b. Further, it also states that transfer includes trust
II. Irrevocable Trust- A trust that will not come to an end until the term/ purpose of the trust has been fulfilled;
Further, trusts can be established with a determinate of indeterminate benefits for the beneficiaries, as follows:
III. Discretionary/ Indeterminate- An arrangement where the trustee may choose, from time to time, who (in any-one) among the beneficiaries is to benefit from the trust, and to what extent; thus, the beneficiary has no more than a hope that the discretion would be exercised in his favour.
IV. Specific/ Determinate- The entitlement of the beneficiaries is fixed by the settlor at the time of settlement or by way of a formula, thus the trustees having little or no discretion.
D. How does trusts help in succession planning/ direct benefits of creating a trust:
- Inheritance tax planning- To counter the estate duty tax on inheritance which shall be leviable on the reintroduction of Estate duty/ Inheritance tax act;

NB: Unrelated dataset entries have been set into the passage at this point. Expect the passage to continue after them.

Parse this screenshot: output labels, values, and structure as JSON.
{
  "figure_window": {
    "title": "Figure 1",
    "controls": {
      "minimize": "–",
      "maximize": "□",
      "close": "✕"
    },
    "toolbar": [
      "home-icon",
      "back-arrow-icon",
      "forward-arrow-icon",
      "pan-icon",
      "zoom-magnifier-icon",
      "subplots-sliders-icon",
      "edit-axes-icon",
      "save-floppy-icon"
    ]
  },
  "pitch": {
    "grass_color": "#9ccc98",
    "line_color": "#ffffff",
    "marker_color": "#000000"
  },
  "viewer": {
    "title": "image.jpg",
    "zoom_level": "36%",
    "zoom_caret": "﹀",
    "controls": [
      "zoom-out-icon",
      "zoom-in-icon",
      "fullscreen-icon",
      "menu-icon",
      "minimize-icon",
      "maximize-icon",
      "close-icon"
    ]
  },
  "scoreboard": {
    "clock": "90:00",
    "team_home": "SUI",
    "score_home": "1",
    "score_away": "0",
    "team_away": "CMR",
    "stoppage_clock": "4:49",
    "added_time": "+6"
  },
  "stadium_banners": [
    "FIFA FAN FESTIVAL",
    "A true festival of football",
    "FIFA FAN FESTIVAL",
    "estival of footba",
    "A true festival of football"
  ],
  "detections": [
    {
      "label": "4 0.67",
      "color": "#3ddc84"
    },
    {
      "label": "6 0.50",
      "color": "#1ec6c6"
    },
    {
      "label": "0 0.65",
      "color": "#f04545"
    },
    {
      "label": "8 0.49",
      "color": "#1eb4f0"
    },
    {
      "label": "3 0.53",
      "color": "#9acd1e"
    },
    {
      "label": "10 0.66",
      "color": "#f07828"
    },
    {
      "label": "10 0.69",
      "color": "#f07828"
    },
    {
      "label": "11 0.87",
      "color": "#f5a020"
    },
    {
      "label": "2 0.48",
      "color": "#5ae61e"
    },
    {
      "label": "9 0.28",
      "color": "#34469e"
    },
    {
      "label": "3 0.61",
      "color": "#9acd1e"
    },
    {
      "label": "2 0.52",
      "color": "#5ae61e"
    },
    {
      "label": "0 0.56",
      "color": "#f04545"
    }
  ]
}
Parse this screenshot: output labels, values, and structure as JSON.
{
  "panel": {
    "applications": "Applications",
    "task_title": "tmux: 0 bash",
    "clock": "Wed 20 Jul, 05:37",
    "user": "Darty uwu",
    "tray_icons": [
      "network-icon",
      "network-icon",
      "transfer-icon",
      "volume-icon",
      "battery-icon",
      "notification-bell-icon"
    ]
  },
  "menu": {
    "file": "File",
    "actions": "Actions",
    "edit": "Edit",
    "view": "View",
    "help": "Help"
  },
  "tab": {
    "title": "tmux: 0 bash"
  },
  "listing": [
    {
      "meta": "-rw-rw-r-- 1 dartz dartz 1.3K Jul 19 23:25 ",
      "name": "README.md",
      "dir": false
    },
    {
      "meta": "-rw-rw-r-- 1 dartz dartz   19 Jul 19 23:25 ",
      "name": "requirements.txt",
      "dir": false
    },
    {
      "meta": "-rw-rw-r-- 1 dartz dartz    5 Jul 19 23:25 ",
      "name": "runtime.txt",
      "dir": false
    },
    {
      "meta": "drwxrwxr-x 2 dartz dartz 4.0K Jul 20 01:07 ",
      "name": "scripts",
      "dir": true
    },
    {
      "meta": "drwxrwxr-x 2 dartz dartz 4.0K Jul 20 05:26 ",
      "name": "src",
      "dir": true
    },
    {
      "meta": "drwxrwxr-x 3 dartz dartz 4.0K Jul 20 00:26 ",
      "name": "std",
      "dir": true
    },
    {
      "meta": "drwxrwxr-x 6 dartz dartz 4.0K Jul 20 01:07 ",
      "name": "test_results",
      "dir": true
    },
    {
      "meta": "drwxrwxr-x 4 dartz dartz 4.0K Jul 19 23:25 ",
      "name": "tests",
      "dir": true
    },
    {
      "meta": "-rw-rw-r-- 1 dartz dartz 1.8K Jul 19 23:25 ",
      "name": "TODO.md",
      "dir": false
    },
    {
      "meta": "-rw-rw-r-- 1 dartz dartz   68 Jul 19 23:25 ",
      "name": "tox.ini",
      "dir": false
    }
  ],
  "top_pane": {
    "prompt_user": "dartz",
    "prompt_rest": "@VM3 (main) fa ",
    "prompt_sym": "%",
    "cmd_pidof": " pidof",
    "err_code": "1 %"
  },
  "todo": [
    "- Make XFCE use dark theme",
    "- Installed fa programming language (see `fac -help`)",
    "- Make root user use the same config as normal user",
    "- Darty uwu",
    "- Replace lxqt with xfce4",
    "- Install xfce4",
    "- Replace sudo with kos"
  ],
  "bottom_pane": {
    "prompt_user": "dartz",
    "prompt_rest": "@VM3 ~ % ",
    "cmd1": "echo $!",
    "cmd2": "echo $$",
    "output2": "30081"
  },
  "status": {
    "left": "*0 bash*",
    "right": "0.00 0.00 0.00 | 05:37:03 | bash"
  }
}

- Trust reduces tax incidence;
- Protection against unforeseen action by creditors/ lender;
- Trust as an investment holding vehicle - The importance and efficacy of Trusts being used as investment holding vehicle is significant. Apart from the fact that it ensures retention of control over the business and increase in efficiency, it also provides tax efficient treatment of income upstreaming and asset upstreaming. The transfer of income by trust to its beneficiaries should not result into any additional taxation in the hands of the beneficiaries.
To conclude, Private trusts as a sophisticated tool for succession and tax planning helps achieve the varied objectives with which it is created by a family/ individual to safeguard its wealth and family reputation.
To sum up how a private family trusts sophisticatedly plans for succession in the family/ business.
Since, the financial costs associated to incorporate and run a trust is significantly high than preparing a will, it is advised to compare the non-financial factors such as maintaining family reputation, preventing future family disputes and future tax benefits, etc. with the financial costs to correctly compare the costs with the benefits achievable.
If you wish to prepare a plan for your family and business, please get in touch with us and we shall help you to take the way forward.
Please do share this blog with your friends/ colleagues to make them aware about the importance of succession planning.
BCA Journal- December 2018 edition